(Supplied records)

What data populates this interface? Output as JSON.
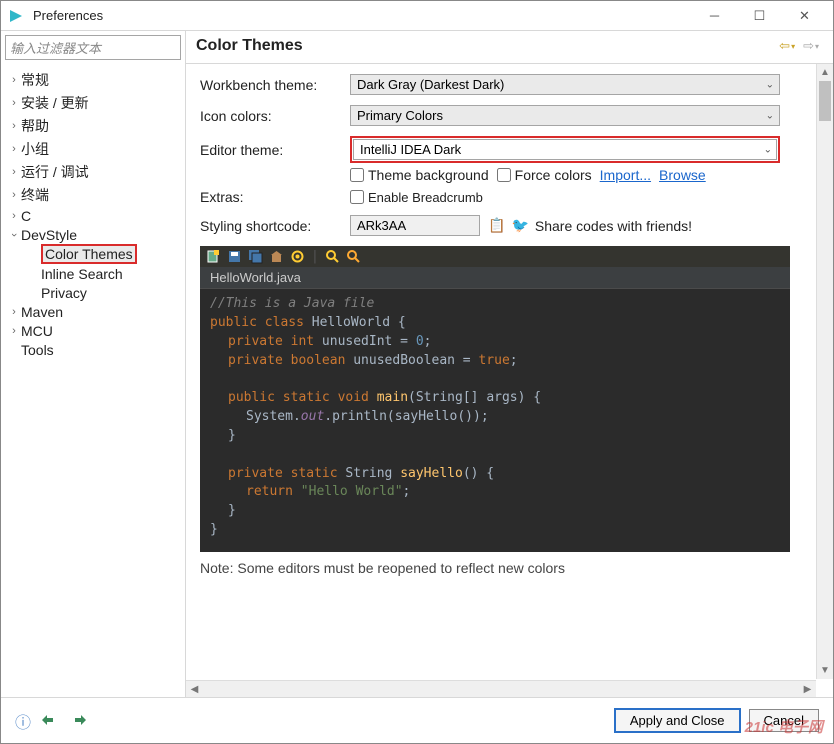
{
  "window": {
    "title": "Preferences"
  },
  "filter_placeholder": "输入过滤器文本",
  "tree": {
    "items": [
      {
        "label": "常规",
        "expandable": true
      },
      {
        "label": "安装 / 更新",
        "expandable": true
      },
      {
        "label": "帮助",
        "expandable": true
      },
      {
        "label": "小组",
        "expandable": true
      },
      {
        "label": "运行 / 调试",
        "expandable": true
      },
      {
        "label": "终端",
        "expandable": true
      },
      {
        "label": "C",
        "expandable": true
      }
    ],
    "devstyle": {
      "label": "DevStyle",
      "children": {
        "color_themes": "Color Themes",
        "inline_search": "Inline Search",
        "privacy": "Privacy"
      }
    },
    "rest": [
      {
        "label": "Maven",
        "expandable": true
      },
      {
        "label": "MCU",
        "expandable": true
      },
      {
        "label": "Tools",
        "expandable": false
      }
    ]
  },
  "page_title": "Color Themes",
  "form": {
    "workbench_label": "Workbench theme:",
    "workbench_value": "Dark Gray (Darkest Dark)",
    "icon_label": "Icon colors:",
    "icon_value": "Primary Colors",
    "editor_label": "Editor theme:",
    "editor_value": "IntelliJ IDEA Dark",
    "theme_background": "Theme background",
    "force_colors": "Force colors",
    "import": "Import...",
    "browse": "Browse",
    "extras_label": "Extras:",
    "enable_breadcrumb": "Enable Breadcrumb",
    "shortcode_label": "Styling shortcode:",
    "shortcode_value": "ARk3AA",
    "share_text": "Share codes with friends!"
  },
  "editor": {
    "tab": "HelloWorld.java",
    "code": {
      "l1": "//This is a Java file",
      "l2a": "public class",
      "l2b": " HelloWorld {",
      "l3a": "private int",
      "l3b": " unusedInt = ",
      "l3c": "0",
      "l3d": ";",
      "l4a": "private boolean",
      "l4b": " unusedBoolean = ",
      "l4c": "true",
      "l4d": ";",
      "l5a": "public static void",
      "l5b": " main",
      "l5c": "(String[] ",
      "l5d": "args",
      "l5e": ") {",
      "l6a": "System.",
      "l6b": "out",
      "l6c": ".println(sayHello());",
      "l7": "}",
      "l8a": "private static ",
      "l8b": "String ",
      "l8c": "sayHello",
      "l8d": "() {",
      "l9a": "return ",
      "l9b": "\"Hello World\"",
      "l9c": ";",
      "l10": "}",
      "l11": "}"
    }
  },
  "note": "Note: Some editors must be reopened to reflect new colors",
  "footer": {
    "apply_close": "Apply and Close",
    "cancel": "Cancel"
  },
  "watermark": "21ic 电子网"
}
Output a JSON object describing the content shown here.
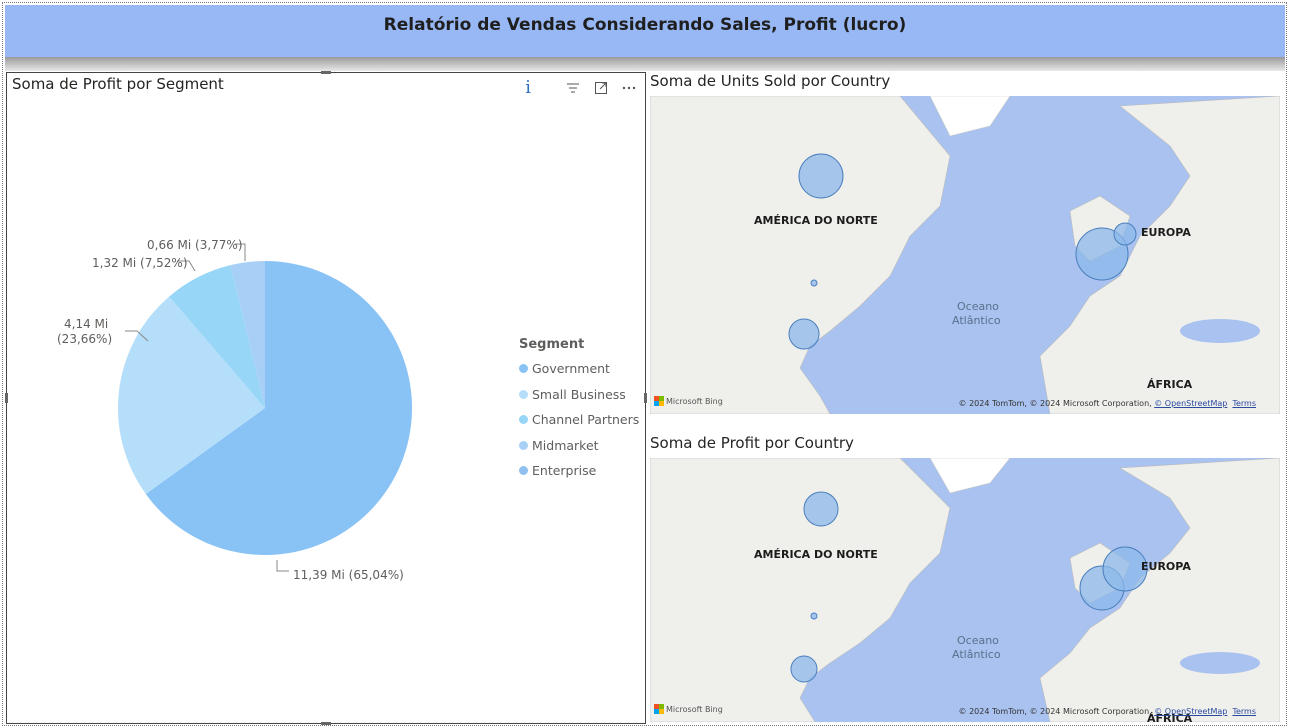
{
  "report": {
    "title": "Relatório de Vendas Considerando Sales, Profit (lucro)"
  },
  "pie": {
    "title": "Soma de Profit por Segment",
    "info_icon": "i",
    "legend_title": "Segment",
    "segments": [
      {
        "name": "Government",
        "label": "11,39 Mi (65,04%)",
        "color": "#89c2f5"
      },
      {
        "name": "Small Business",
        "label_line1": "4,14 Mi",
        "label_line2": "(23,66%)",
        "color": "#b5defa"
      },
      {
        "name": "Channel Partners",
        "label": "1,32 Mi (7,52%)",
        "color": "#97d6f7"
      },
      {
        "name": "Midmarket",
        "label": "0,66 Mi (3,77%)",
        "color": "#a8d0f7"
      },
      {
        "name": "Enterprise",
        "color": "#8fc0f0"
      }
    ]
  },
  "chart_data": {
    "type": "pie",
    "title": "Soma de Profit por Segment",
    "legend_title": "Segment",
    "legend_position": "right",
    "categories": [
      "Government",
      "Small Business",
      "Channel Partners",
      "Midmarket",
      "Enterprise"
    ],
    "values": [
      11.39,
      4.14,
      1.32,
      0.66,
      0
    ],
    "percents": [
      65.04,
      23.66,
      7.52,
      3.77,
      0
    ],
    "unit": "Mi"
  },
  "map_units": {
    "title": "Soma de Units Sold por Country",
    "labels": {
      "north_america": "AMÉRICA DO NORTE",
      "europe": "EUROPA",
      "ocean_line1": "Oceano",
      "ocean_line2": "Atlântico",
      "africa": "ÁFRICA"
    },
    "attribution": "© 2024 TomTom, © 2024 Microsoft Corporation, ",
    "osm": "© OpenStreetMap",
    "terms": "Terms",
    "bing": "Microsoft Bing"
  },
  "map_profit": {
    "title": "Soma de Profit por Country",
    "labels": {
      "north_america": "AMÉRICA DO NORTE",
      "europe": "EUROPA",
      "ocean_line1": "Oceano",
      "ocean_line2": "Atlântico",
      "africa": "ÁFRICA"
    },
    "attribution": "© 2024 TomTom, © 2024 Microsoft Corporation, ",
    "osm": "© OpenStreetMap",
    "terms": "Terms",
    "bing": "Microsoft Bing"
  }
}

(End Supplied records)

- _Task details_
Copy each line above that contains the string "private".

- _Output for this task_
      "l3a": "private int",
      "l4a": "private boolean",
      "l8a": "private static ",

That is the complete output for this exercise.